··· EXERCISE MATERIALS ···
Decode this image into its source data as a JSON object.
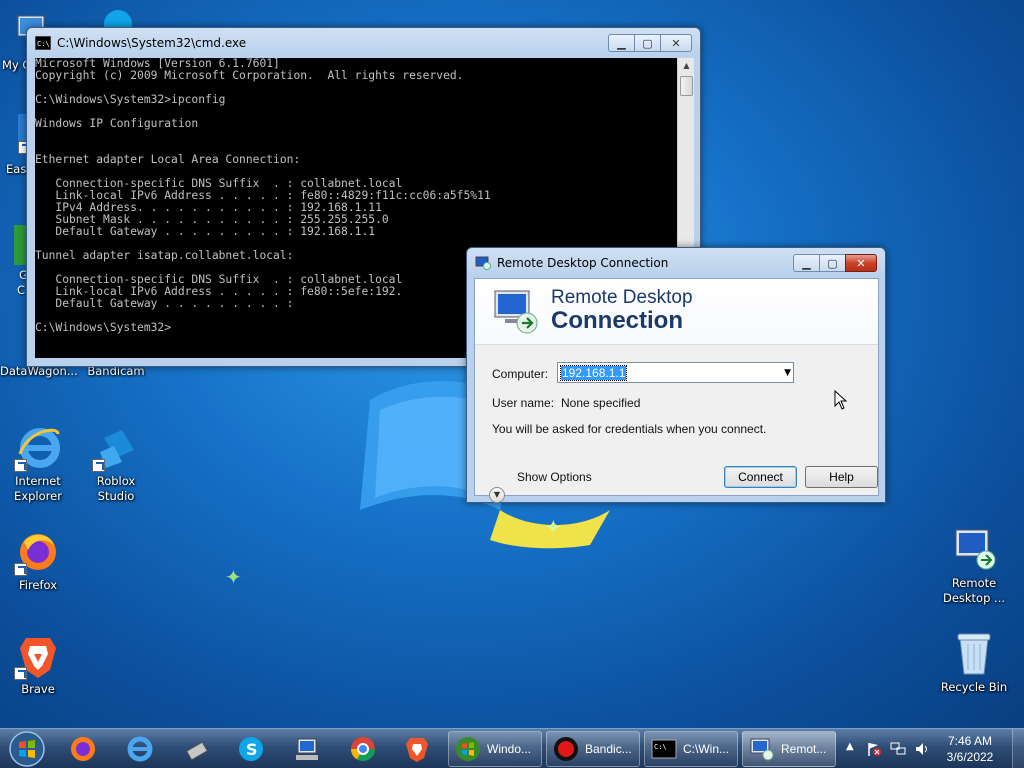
{
  "desktop": {
    "icons": [
      {
        "id": "my-computer",
        "label": "My C"
      },
      {
        "id": "easeus",
        "label": "Eas"
      },
      {
        "id": "g-partial",
        "label": "G"
      },
      {
        "id": "c-partial",
        "label": "C"
      },
      {
        "id": "datawagon",
        "label": "DataWagon..."
      },
      {
        "id": "bandicam",
        "label": "Bandicam"
      },
      {
        "id": "ie",
        "label": "Internet Explorer"
      },
      {
        "id": "roblox",
        "label": "Roblox Studio"
      },
      {
        "id": "firefox",
        "label": "Firefox"
      },
      {
        "id": "brave",
        "label": "Brave"
      },
      {
        "id": "rdc",
        "label": "Remote Desktop ..."
      },
      {
        "id": "recycle",
        "label": "Recycle Bin"
      }
    ]
  },
  "cmd": {
    "title": "C:\\Windows\\System32\\cmd.exe",
    "output": "Microsoft Windows [Version 6.1.7601]\nCopyright (c) 2009 Microsoft Corporation.  All rights reserved.\n\nC:\\Windows\\System32>ipconfig\n\nWindows IP Configuration\n\n\nEthernet adapter Local Area Connection:\n\n   Connection-specific DNS Suffix  . : collabnet.local\n   Link-local IPv6 Address . . . . . : fe80::4829:f11c:cc06:a5f5%11\n   IPv4 Address. . . . . . . . . . . : 192.168.1.11\n   Subnet Mask . . . . . . . . . . . : 255.255.255.0\n   Default Gateway . . . . . . . . . : 192.168.1.1\n\nTunnel adapter isatap.collabnet.local:\n\n   Connection-specific DNS Suffix  . : collabnet.local\n   Link-local IPv6 Address . . . . . : fe80::5efe:192.\n   Default Gateway . . . . . . . . . :\n\nC:\\Windows\\System32>"
  },
  "rdc": {
    "title": "Remote Desktop Connection",
    "banner_line1": "Remote Desktop",
    "banner_line2": "Connection",
    "computer_label": "Computer:",
    "computer_value": "192.168.1.1",
    "username_label": "User name:",
    "username_value": "None specified",
    "info_text": "You will be asked for credentials when you connect.",
    "show_options": "Show Options",
    "connect": "Connect",
    "help": "Help"
  },
  "taskbar": {
    "pinned": [
      "firefox",
      "internet-explorer",
      "usb-tool",
      "skype",
      "network-tool",
      "chrome",
      "brave"
    ],
    "buttons": [
      {
        "label": "Windo...",
        "icon": "windows-media-icon"
      },
      {
        "label": "Bandic...",
        "icon": "bandicam-record-icon"
      },
      {
        "label": "C:\\Win...",
        "icon": "cmd-icon"
      },
      {
        "label": "Remot...",
        "icon": "remote-desktop-icon"
      }
    ],
    "clock_time": "7:46 AM",
    "clock_date": "3/6/2022"
  },
  "colors": {
    "desktop_blue": "#1672c8",
    "selection": "#3399ff",
    "banner_text": "#1b3a6b",
    "close_red": "#c9432c"
  }
}
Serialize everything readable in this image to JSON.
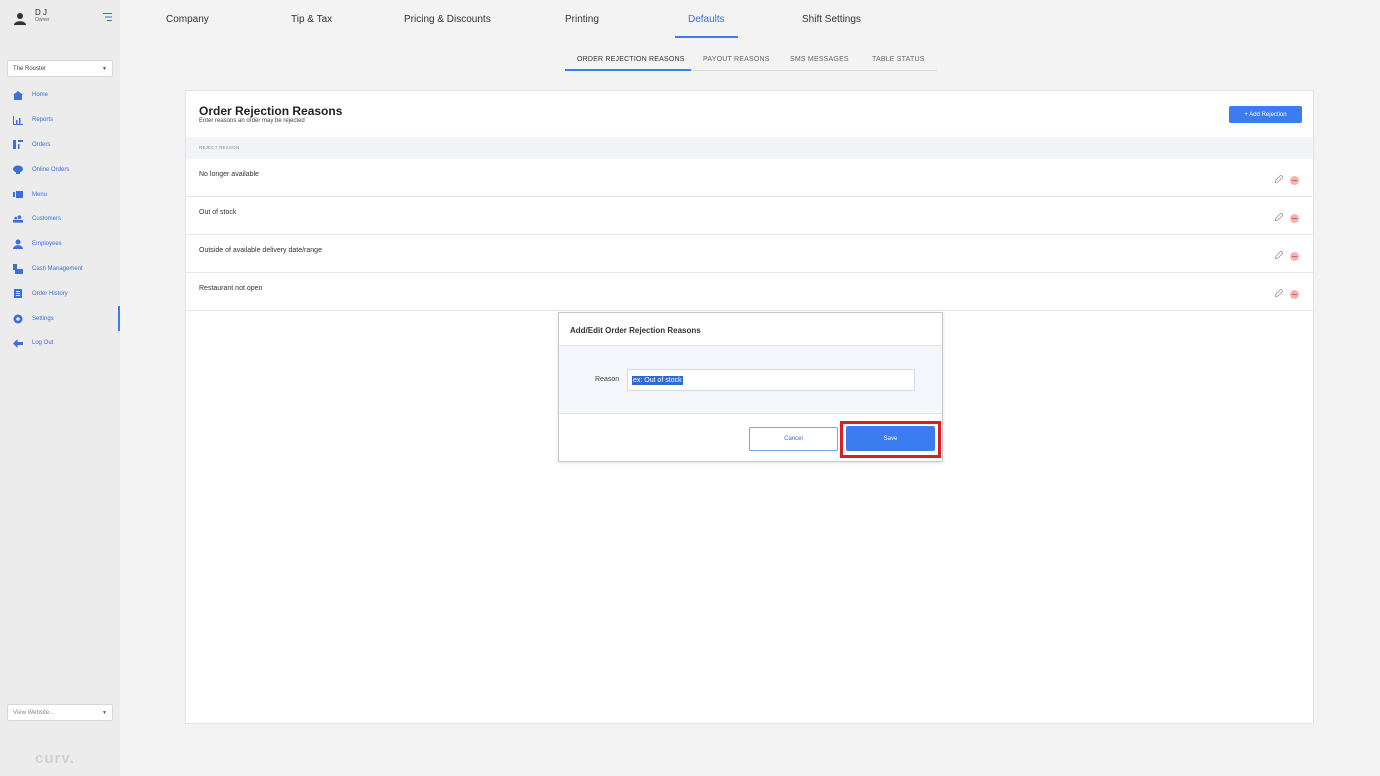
{
  "user": {
    "name": "D J",
    "role": "Owner"
  },
  "location": {
    "selected": "The Rooster"
  },
  "nav": [
    {
      "label": "Home",
      "icon": "home-icon"
    },
    {
      "label": "Reports",
      "icon": "chart-icon"
    },
    {
      "label": "Orders",
      "icon": "orders-icon"
    },
    {
      "label": "Online Orders",
      "icon": "chef-hat-icon"
    },
    {
      "label": "Menu",
      "icon": "menu-icon"
    },
    {
      "label": "Customers",
      "icon": "customers-icon"
    },
    {
      "label": "Employees",
      "icon": "employee-icon"
    },
    {
      "label": "Cash Management",
      "icon": "cash-icon"
    },
    {
      "label": "Order History",
      "icon": "history-icon"
    },
    {
      "label": "Settings",
      "icon": "gear-icon"
    },
    {
      "label": "Log Out",
      "icon": "arrow-left-icon"
    }
  ],
  "website_select": {
    "selected": "View Website..."
  },
  "brand": "curv.",
  "top_tabs": [
    "Company",
    "Tip & Tax",
    "Pricing & Discounts",
    "Printing",
    "Defaults",
    "Shift Settings"
  ],
  "sub_tabs": [
    "ORDER REJECTION REASONS",
    "PAYOUT REASONS",
    "SMS MESSAGES",
    "TABLE STATUS"
  ],
  "card": {
    "title": "Order Rejection Reasons",
    "subtitle": "Enter reasons an order may be rejected",
    "add_button": "+ Add Rejection",
    "column_header": "REJECT REASON",
    "rows": [
      "No longer available",
      "Out of stock",
      "Outside of available delivery date/range",
      "Restaurant not open"
    ]
  },
  "modal": {
    "title": "Add/Edit Order Rejection Reasons",
    "label": "Reason",
    "value": "ex: Out of stock",
    "cancel": "Cancel",
    "save": "Save"
  },
  "colors": {
    "accent": "#3b7cf0",
    "highlight": "#d61f26"
  }
}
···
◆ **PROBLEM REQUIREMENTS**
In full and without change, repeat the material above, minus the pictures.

◆ **TASK ANSWER**
Decode this image into its source data as a JSON object.
{
  "desktop": {
    "icons": [
      {
        "id": "my-computer",
        "label": "My C"
      },
      {
        "id": "easeus",
        "label": "Eas"
      },
      {
        "id": "g-partial",
        "label": "G"
      },
      {
        "id": "c-partial",
        "label": "C"
      },
      {
        "id": "datawagon",
        "label": "DataWagon..."
      },
      {
        "id": "bandicam",
        "label": "Bandicam"
      },
      {
        "id": "ie",
        "label": "Internet Explorer"
      },
      {
        "id": "roblox",
        "label": "Roblox Studio"
      },
      {
        "id": "firefox",
        "label": "Firefox"
      },
      {
        "id": "brave",
        "label": "Brave"
      },
      {
        "id": "rdc",
        "label": "Remote Desktop ..."
      },
      {
        "id": "recycle",
        "label": "Recycle Bin"
      }
    ]
  },
  "cmd": {
    "title": "C:\\Windows\\System32\\cmd.exe",
    "output": "Microsoft Windows [Version 6.1.7601]\nCopyright (c) 2009 Microsoft Corporation.  All rights reserved.\n\nC:\\Windows\\System32>ipconfig\n\nWindows IP Configuration\n\n\nEthernet adapter Local Area Connection:\n\n   Connection-specific DNS Suffix  . : collabnet.local\n   Link-local IPv6 Address . . . . . : fe80::4829:f11c:cc06:a5f5%11\n   IPv4 Address. . . . . . . . . . . : 192.168.1.11\n   Subnet Mask . . . . . . . . . . . : 255.255.255.0\n   Default Gateway . . . . . . . . . : 192.168.1.1\n\nTunnel adapter isatap.collabnet.local:\n\n   Connection-specific DNS Suffix  . : collabnet.local\n   Link-local IPv6 Address . . . . . : fe80::5efe:192.\n   Default Gateway . . . . . . . . . :\n\nC:\\Windows\\System32>"
  },
  "rdc": {
    "title": "Remote Desktop Connection",
    "banner_line1": "Remote Desktop",
    "banner_line2": "Connection",
    "computer_label": "Computer:",
    "computer_value": "192.168.1.1",
    "username_label": "User name:",
    "username_value": "None specified",
    "info_text": "You will be asked for credentials when you connect.",
    "show_options": "Show Options",
    "connect": "Connect",
    "help": "Help"
  },
  "taskbar": {
    "pinned": [
      "firefox",
      "internet-explorer",
      "usb-tool",
      "skype",
      "network-tool",
      "chrome",
      "brave"
    ],
    "buttons": [
      {
        "label": "Windo...",
        "icon": "windows-media-icon"
      },
      {
        "label": "Bandic...",
        "icon": "bandicam-record-icon"
      },
      {
        "label": "C:\\Win...",
        "icon": "cmd-icon"
      },
      {
        "label": "Remot...",
        "icon": "remote-desktop-icon"
      }
    ],
    "clock_time": "7:46 AM",
    "clock_date": "3/6/2022"
  },
  "colors": {
    "desktop_blue": "#1672c8",
    "selection": "#3399ff",
    "banner_text": "#1b3a6b",
    "close_red": "#c9432c"
  }
}
Serialize everything readable in this image to JSON.
{
  "user": {
    "name": "D J",
    "role": "Owner"
  },
  "location": {
    "selected": "The Rooster"
  },
  "nav": [
    {
      "label": "Home",
      "icon": "home-icon"
    },
    {
      "label": "Reports",
      "icon": "chart-icon"
    },
    {
      "label": "Orders",
      "icon": "orders-icon"
    },
    {
      "label": "Online Orders",
      "icon": "chef-hat-icon"
    },
    {
      "label": "Menu",
      "icon": "menu-icon"
    },
    {
      "label": "Customers",
      "icon": "customers-icon"
    },
    {
      "label": "Employees",
      "icon": "employee-icon"
    },
    {
      "label": "Cash Management",
      "icon": "cash-icon"
    },
    {
      "label": "Order History",
      "icon": "history-icon"
    },
    {
      "label": "Settings",
      "icon": "gear-icon"
    },
    {
      "label": "Log Out",
      "icon": "arrow-left-icon"
    }
  ],
  "website_select": {
    "selected": "View Website..."
  },
  "brand": "curv.",
  "top_tabs": [
    "Company",
    "Tip & Tax",
    "Pricing & Discounts",
    "Printing",
    "Defaults",
    "Shift Settings"
  ],
  "sub_tabs": [
    "ORDER REJECTION REASONS",
    "PAYOUT REASONS",
    "SMS MESSAGES",
    "TABLE STATUS"
  ],
  "card": {
    "title": "Order Rejection Reasons",
    "subtitle": "Enter reasons an order may be rejected",
    "add_button": "+ Add Rejection",
    "column_header": "REJECT REASON",
    "rows": [
      "No longer available",
      "Out of stock",
      "Outside of available delivery date/range",
      "Restaurant not open"
    ]
  },
  "modal": {
    "title": "Add/Edit Order Rejection Reasons",
    "label": "Reason",
    "value": "ex: Out of stock",
    "cancel": "Cancel",
    "save": "Save"
  },
  "colors": {
    "accent": "#3b7cf0",
    "highlight": "#d61f26"
  }
}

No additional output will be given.